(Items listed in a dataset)
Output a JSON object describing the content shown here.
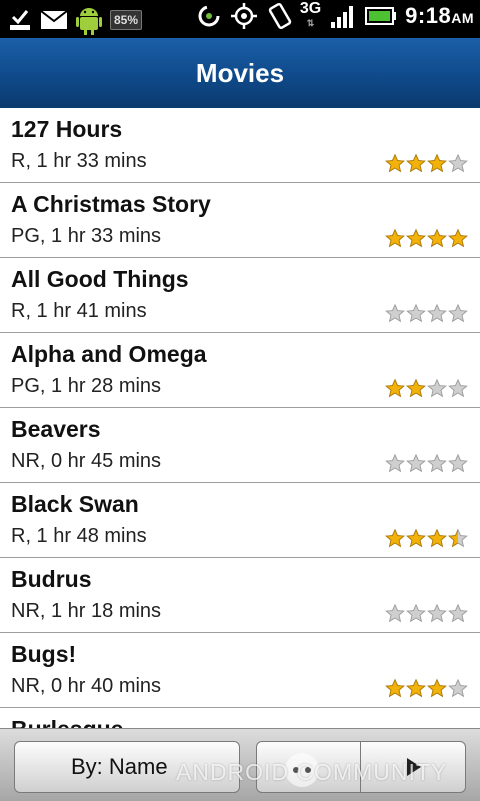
{
  "status_bar": {
    "battery_badge": "85%",
    "network": "3G",
    "time": "9:18",
    "ampm": "AM"
  },
  "header": {
    "title": "Movies"
  },
  "movies": [
    {
      "title": "127 Hours",
      "details": "R, 1 hr 33 mins",
      "rating": 3
    },
    {
      "title": "A Christmas Story",
      "details": "PG, 1 hr 33 mins",
      "rating": 4
    },
    {
      "title": "All Good Things",
      "details": "R, 1 hr 41 mins",
      "rating": 0
    },
    {
      "title": "Alpha and Omega",
      "details": "PG, 1 hr 28 mins",
      "rating": 2
    },
    {
      "title": "Beavers",
      "details": "NR, 0 hr 45 mins",
      "rating": 0
    },
    {
      "title": "Black Swan",
      "details": "R, 1 hr 48 mins",
      "rating": 3.5
    },
    {
      "title": "Budrus",
      "details": "NR, 1 hr 18 mins",
      "rating": 0
    },
    {
      "title": "Bugs!",
      "details": "NR, 0 hr 40 mins",
      "rating": 3
    },
    {
      "title": "Burlesque",
      "details": "",
      "rating": null
    }
  ],
  "rating_max": 4,
  "colors": {
    "star_filled": "#f2b20a",
    "star_empty": "#cfcfcf",
    "header_blue": "#0f4a8a"
  },
  "bottom_bar": {
    "sort_label": "By:  Name"
  },
  "watermark": "ANDROID COMMUNITY"
}
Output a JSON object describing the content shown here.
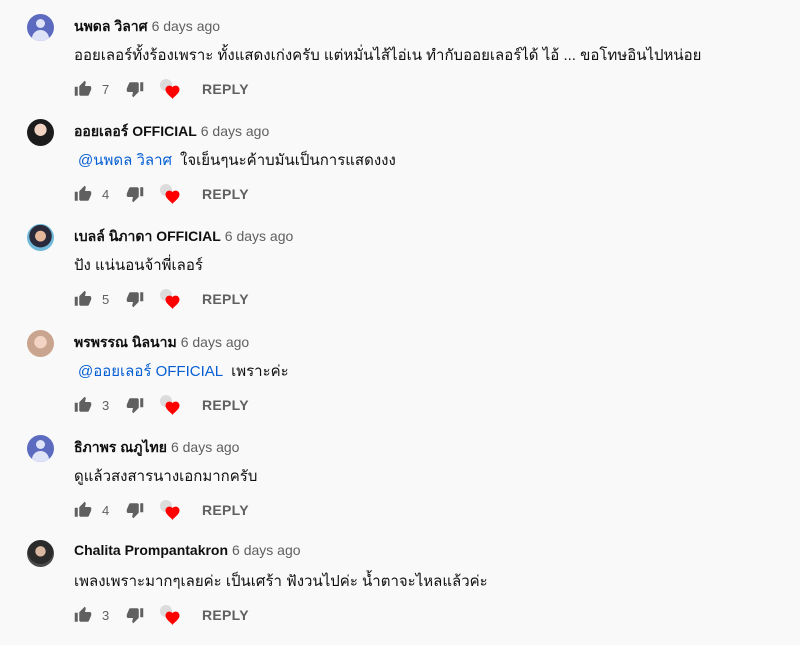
{
  "comments": [
    {
      "author": "นพดล วิลาศ",
      "time": "6 days ago",
      "mention": "",
      "text": "ออยเลอร์ทั้งร้องเพราะ ทั้งแสดงเก่งครับ แต่หมั่นไส้ไอ่เน ทำกับออยเลอร์ได้ ไอ้ ... ขอโทษอินไปหน่อย",
      "likes": "7",
      "reply_label": "REPLY",
      "avatar": "default"
    },
    {
      "author": "ออยเลอร์ OFFICIAL",
      "time": "6 days ago",
      "mention": "@นพดล วิลาศ",
      "text": "ใจเย็นๆนะค้าบมันเป็นการแสดงงง",
      "likes": "4",
      "reply_label": "REPLY",
      "avatar": "photo1"
    },
    {
      "author": "เบลล์ นิภาดา OFFICIAL",
      "time": "6 days ago",
      "mention": "",
      "text": "ปัง แน่นอนจ้าพี่เลอร์",
      "likes": "5",
      "reply_label": "REPLY",
      "avatar": "photo2"
    },
    {
      "author": "พรพรรณ นิลนาม",
      "time": "6 days ago",
      "mention": "@ออยเลอร์ OFFICIAL",
      "text": "เพราะค่ะ",
      "likes": "3",
      "reply_label": "REPLY",
      "avatar": "photo3"
    },
    {
      "author": "ธิภาพร ณภูไทย",
      "time": "6 days ago",
      "mention": "",
      "text": "ดูแล้วสงสารนางเอกมากครับ",
      "likes": "4",
      "reply_label": "REPLY",
      "avatar": "default"
    },
    {
      "author": "Chalita Prompantakron",
      "time": "6 days ago",
      "mention": "",
      "text": "เพลงเพราะมากๆเลยค่ะ เป็นเศร้า ฟังวนไปค่ะ น้ำตาจะไหลแล้วค่ะ",
      "likes": "3",
      "reply_label": "REPLY",
      "avatar": "photo4"
    }
  ],
  "icons": {
    "like": "thumbs-up-icon",
    "dislike": "thumbs-down-icon",
    "creator_heart": "creator-heart-icon"
  },
  "colors": {
    "mention": "#065fd4",
    "heart": "#ff0000"
  }
}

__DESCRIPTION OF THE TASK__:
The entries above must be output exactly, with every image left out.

__TASK ANSWER__:
Output a JSON object describing the content shown here.
{
  "status_bar": {
    "battery_badge": "85%",
    "network": "3G",
    "time": "9:18",
    "ampm": "AM"
  },
  "header": {
    "title": "Movies"
  },
  "movies": [
    {
      "title": "127 Hours",
      "details": "R, 1 hr 33 mins",
      "rating": 3
    },
    {
      "title": "A Christmas Story",
      "details": "PG, 1 hr 33 mins",
      "rating": 4
    },
    {
      "title": "All Good Things",
      "details": "R, 1 hr 41 mins",
      "rating": 0
    },
    {
      "title": "Alpha and Omega",
      "details": "PG, 1 hr 28 mins",
      "rating": 2
    },
    {
      "title": "Beavers",
      "details": "NR, 0 hr 45 mins",
      "rating": 0
    },
    {
      "title": "Black Swan",
      "details": "R, 1 hr 48 mins",
      "rating": 3.5
    },
    {
      "title": "Budrus",
      "details": "NR, 1 hr 18 mins",
      "rating": 0
    },
    {
      "title": "Bugs!",
      "details": "NR, 0 hr 40 mins",
      "rating": 3
    },
    {
      "title": "Burlesque",
      "details": "",
      "rating": null
    }
  ],
  "rating_max": 4,
  "colors": {
    "star_filled": "#f2b20a",
    "star_empty": "#cfcfcf",
    "header_blue": "#0f4a8a"
  },
  "bottom_bar": {
    "sort_label": "By:  Name"
  },
  "watermark": "ANDROID COMMUNITY"
}
Output a JSON object describing the content shown here.
{
  "comments": [
    {
      "author": "นพดล วิลาศ",
      "time": "6 days ago",
      "mention": "",
      "text": "ออยเลอร์ทั้งร้องเพราะ ทั้งแสดงเก่งครับ แต่หมั่นไส้ไอ่เน ทำกับออยเลอร์ได้ ไอ้ ... ขอโทษอินไปหน่อย",
      "likes": "7",
      "reply_label": "REPLY",
      "avatar": "default"
    },
    {
      "author": "ออยเลอร์ OFFICIAL",
      "time": "6 days ago",
      "mention": "@นพดล วิลาศ",
      "text": "ใจเย็นๆนะค้าบมันเป็นการแสดงงง",
      "likes": "4",
      "reply_label": "REPLY",
      "avatar": "photo1"
    },
    {
      "author": "เบลล์ นิภาดา OFFICIAL",
      "time": "6 days ago",
      "mention": "",
      "text": "ปัง แน่นอนจ้าพี่เลอร์",
      "likes": "5",
      "reply_label": "REPLY",
      "avatar": "photo2"
    },
    {
      "author": "พรพรรณ นิลนาม",
      "time": "6 days ago",
      "mention": "@ออยเลอร์ OFFICIAL",
      "text": "เพราะค่ะ",
      "likes": "3",
      "reply_label": "REPLY",
      "avatar": "photo3"
    },
    {
      "author": "ธิภาพร ณภูไทย",
      "time": "6 days ago",
      "mention": "",
      "text": "ดูแล้วสงสารนางเอกมากครับ",
      "likes": "4",
      "reply_label": "REPLY",
      "avatar": "default"
    },
    {
      "author": "Chalita Prompantakron",
      "time": "6 days ago",
      "mention": "",
      "text": "เพลงเพราะมากๆเลยค่ะ เป็นเศร้า ฟังวนไปค่ะ น้ำตาจะไหลแล้วค่ะ",
      "likes": "3",
      "reply_label": "REPLY",
      "avatar": "photo4"
    }
  ],
  "icons": {
    "like": "thumbs-up-icon",
    "dislike": "thumbs-down-icon",
    "creator_heart": "creator-heart-icon"
  },
  "colors": {
    "mention": "#065fd4",
    "heart": "#ff0000"
  }
}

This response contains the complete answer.